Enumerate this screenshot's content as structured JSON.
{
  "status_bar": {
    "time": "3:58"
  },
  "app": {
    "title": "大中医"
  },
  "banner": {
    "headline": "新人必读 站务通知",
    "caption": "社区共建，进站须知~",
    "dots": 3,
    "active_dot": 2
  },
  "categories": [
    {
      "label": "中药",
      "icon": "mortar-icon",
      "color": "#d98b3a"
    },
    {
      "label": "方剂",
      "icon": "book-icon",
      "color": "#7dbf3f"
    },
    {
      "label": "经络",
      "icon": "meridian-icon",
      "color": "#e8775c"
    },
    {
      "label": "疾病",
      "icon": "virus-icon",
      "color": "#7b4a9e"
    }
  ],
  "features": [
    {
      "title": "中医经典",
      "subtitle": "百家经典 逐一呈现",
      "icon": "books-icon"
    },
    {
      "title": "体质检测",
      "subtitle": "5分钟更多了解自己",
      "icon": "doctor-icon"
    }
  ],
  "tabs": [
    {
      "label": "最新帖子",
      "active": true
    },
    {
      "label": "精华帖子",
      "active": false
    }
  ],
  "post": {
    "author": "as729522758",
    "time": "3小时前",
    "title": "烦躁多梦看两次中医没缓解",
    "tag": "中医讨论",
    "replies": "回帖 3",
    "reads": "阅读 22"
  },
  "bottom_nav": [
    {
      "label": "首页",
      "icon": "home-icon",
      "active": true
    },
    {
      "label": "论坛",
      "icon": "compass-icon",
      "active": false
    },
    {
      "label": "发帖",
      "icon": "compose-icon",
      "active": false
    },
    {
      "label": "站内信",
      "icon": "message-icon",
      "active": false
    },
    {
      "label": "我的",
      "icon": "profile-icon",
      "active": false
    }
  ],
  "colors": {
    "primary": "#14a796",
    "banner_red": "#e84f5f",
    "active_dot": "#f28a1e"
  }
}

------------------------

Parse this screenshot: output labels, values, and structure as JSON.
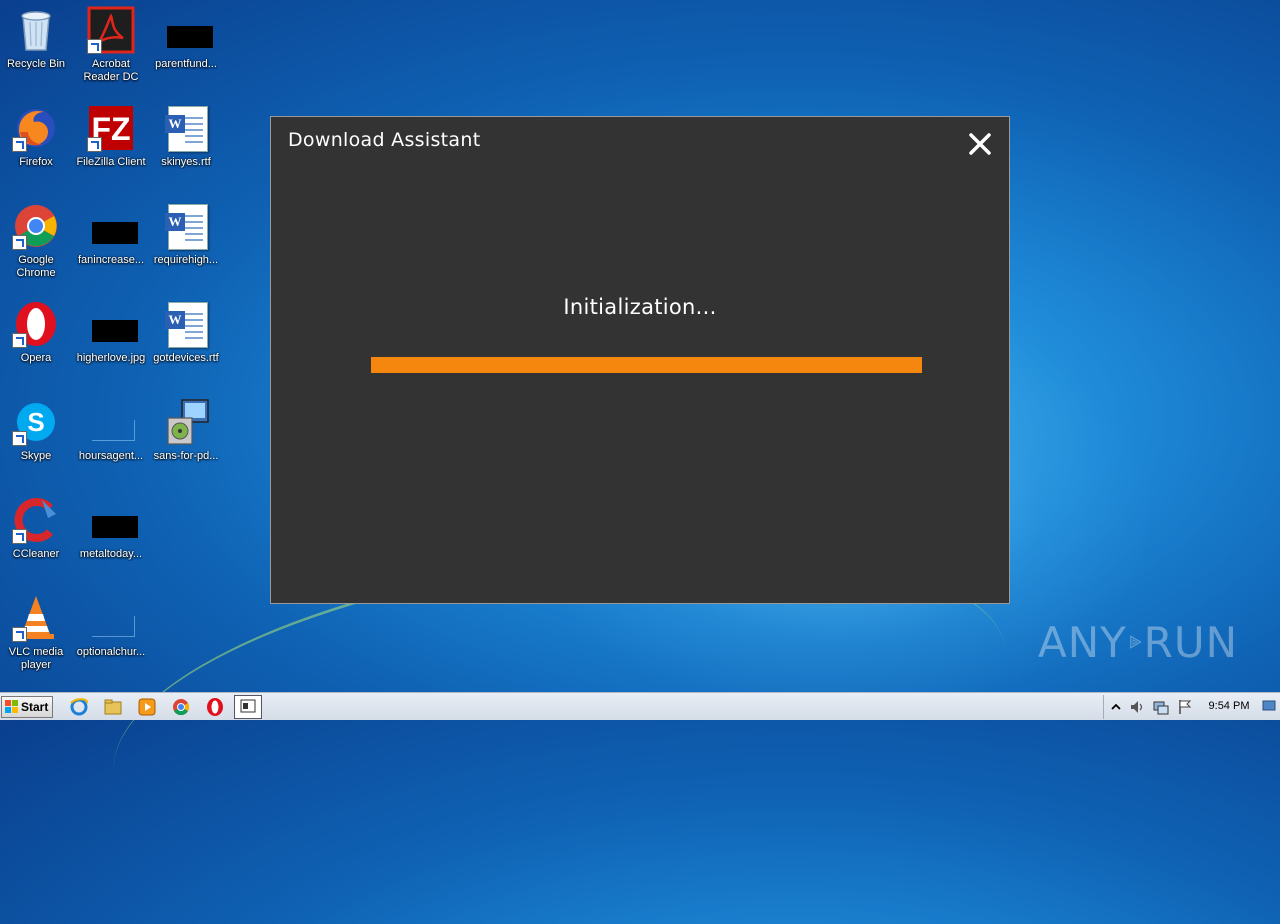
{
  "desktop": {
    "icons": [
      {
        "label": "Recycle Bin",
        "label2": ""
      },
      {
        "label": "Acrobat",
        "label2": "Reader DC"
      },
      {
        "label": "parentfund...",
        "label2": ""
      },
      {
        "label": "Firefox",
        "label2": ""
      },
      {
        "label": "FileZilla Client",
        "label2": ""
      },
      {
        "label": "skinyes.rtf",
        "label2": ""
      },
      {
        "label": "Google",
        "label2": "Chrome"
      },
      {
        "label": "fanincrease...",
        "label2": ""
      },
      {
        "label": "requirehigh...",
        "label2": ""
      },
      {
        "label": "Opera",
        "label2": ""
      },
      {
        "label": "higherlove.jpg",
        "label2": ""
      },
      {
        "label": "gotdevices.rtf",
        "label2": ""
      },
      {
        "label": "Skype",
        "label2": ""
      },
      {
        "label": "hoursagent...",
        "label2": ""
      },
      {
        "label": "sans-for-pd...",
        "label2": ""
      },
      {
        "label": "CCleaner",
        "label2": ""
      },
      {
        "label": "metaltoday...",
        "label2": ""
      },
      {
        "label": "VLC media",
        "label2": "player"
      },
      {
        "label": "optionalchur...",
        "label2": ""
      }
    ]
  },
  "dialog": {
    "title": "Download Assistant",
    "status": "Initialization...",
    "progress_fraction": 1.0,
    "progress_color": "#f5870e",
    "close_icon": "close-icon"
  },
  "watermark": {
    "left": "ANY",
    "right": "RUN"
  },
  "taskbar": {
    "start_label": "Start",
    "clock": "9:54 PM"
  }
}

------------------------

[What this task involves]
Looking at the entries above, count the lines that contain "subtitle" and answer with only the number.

[Task result]
2